This book is a work of fiction.  My experience living in Bangkok was very different, and much happier, than Crystal’s.  And, thankfully, my husband is nothing like Brian.  But it was easy for me to imagine how Crystal’s experience could have happened.

I was not happy about leaving my job in Washington, DC when we moved to Thailand.  I had just co-authored a policy book about how some oil companies were hiding their profits to avoid U.S. taxes, and I would not be around to promote it.  But the Thailand office was an important move for my husband’s career, so I agreed.

We had many international friends in Washington, including some Thais who worked with my husband.  As it happened, some of them moved back to Thailand to participate in the newly elected democratic government around the same time we arrived.  That meant we didn’t live completely within the expat community, and felt much more comfortable in the country than we otherwise would.

In addition, we are Jewish.  While Crystal couldn’t find any friendship group to which she could belong, the Jewish community of about 100 families welcomed us enthusiastically.  Just a couple weeks after we arrived, I was recruited to teach in the religious school.  Crystal’s experiences when she finally joined a church are in part transposed from my own.  The first time I attended a synagogue sisterhood meeting, I was given the job of visiting sick or hospitalized members.
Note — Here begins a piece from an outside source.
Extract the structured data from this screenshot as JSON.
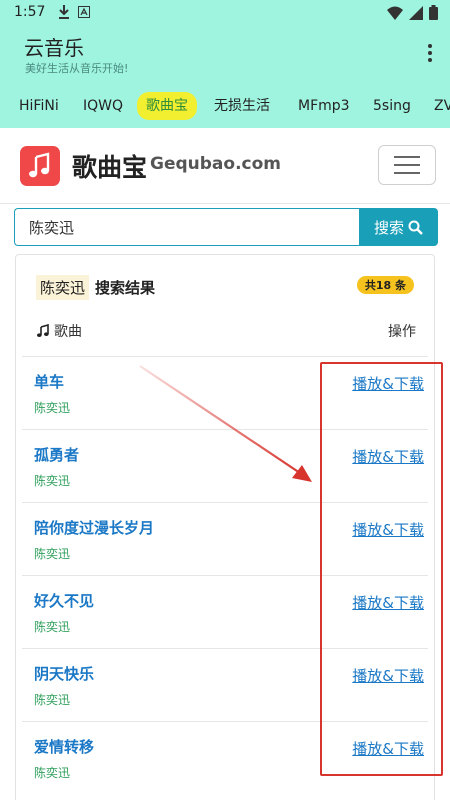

Finally, my husband worked for an international organization with Americans, Europeans, and other Asians – quite different than Brian’s office.  We had plenty of people with whom to socialize.